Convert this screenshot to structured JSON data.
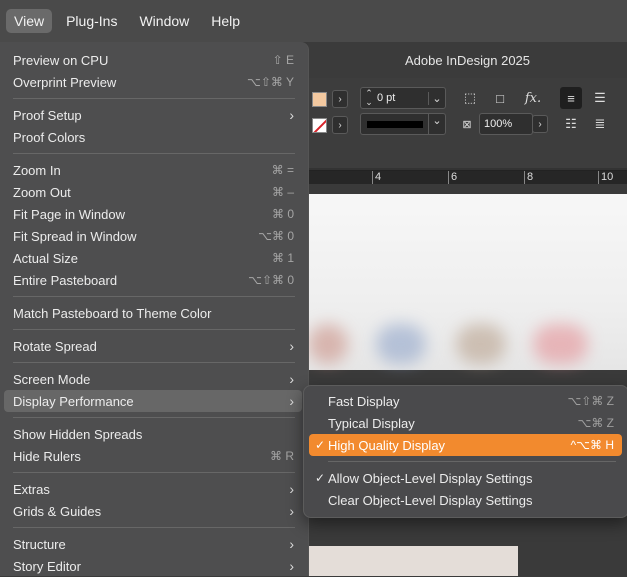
{
  "menubar": {
    "items": [
      "View",
      "Plug-Ins",
      "Window",
      "Help"
    ]
  },
  "app": {
    "title": "Adobe InDesign 2025",
    "controls": {
      "stroke_weight": "0 pt",
      "scale": "100%",
      "fx_label": "fx."
    },
    "ruler_labels": [
      "4",
      "6",
      "8",
      "10"
    ]
  },
  "view_menu": {
    "items": [
      {
        "label": "Preview on CPU",
        "shortcut": "⇧ E"
      },
      {
        "label": "Overprint Preview",
        "shortcut": "⌥⇧⌘ Y"
      },
      {
        "label": "Proof Setup",
        "submenu": true
      },
      {
        "label": "Proof Colors",
        "shortcut": ""
      },
      {
        "label": "Zoom In",
        "shortcut": "⌘ ="
      },
      {
        "label": "Zoom Out",
        "shortcut": "⌘ –"
      },
      {
        "label": "Fit Page in Window",
        "shortcut": "⌘ 0"
      },
      {
        "label": "Fit Spread in Window",
        "shortcut": "⌥⌘ 0"
      },
      {
        "label": "Actual Size",
        "shortcut": "⌘ 1"
      },
      {
        "label": "Entire Pasteboard",
        "shortcut": "⌥⇧⌘ 0"
      },
      {
        "label": "Match Pasteboard to Theme Color",
        "shortcut": ""
      },
      {
        "label": "Rotate Spread",
        "submenu": true
      },
      {
        "label": "Screen Mode",
        "submenu": true
      },
      {
        "label": "Display Performance",
        "submenu": true
      },
      {
        "label": "Show Hidden Spreads",
        "shortcut": ""
      },
      {
        "label": "Hide Rulers",
        "shortcut": "⌘ R"
      },
      {
        "label": "Extras",
        "submenu": true
      },
      {
        "label": "Grids & Guides",
        "submenu": true
      },
      {
        "label": "Structure",
        "submenu": true
      },
      {
        "label": "Story Editor",
        "submenu": true
      }
    ],
    "submenu_arrow": "›"
  },
  "display_performance_submenu": {
    "items": [
      {
        "label": "Fast Display",
        "shortcut": "⌥⇧⌘ Z",
        "checked": false
      },
      {
        "label": "Typical Display",
        "shortcut": "⌥⌘ Z",
        "checked": false
      },
      {
        "label": "High Quality Display",
        "shortcut": "^⌥⌘ H",
        "checked": true
      },
      {
        "label": "Allow Object-Level Display Settings",
        "shortcut": "",
        "checked": true
      },
      {
        "label": "Clear Object-Level Display Settings",
        "shortcut": "",
        "checked": false
      }
    ],
    "check_glyph": "✓"
  },
  "colors": {
    "highlight": "#f28a2e",
    "fill_swatch": "#f3c9a0",
    "stroke_swatch": "#d8232a"
  }
}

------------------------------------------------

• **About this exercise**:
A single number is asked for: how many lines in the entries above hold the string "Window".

• **Reply to the task**:
3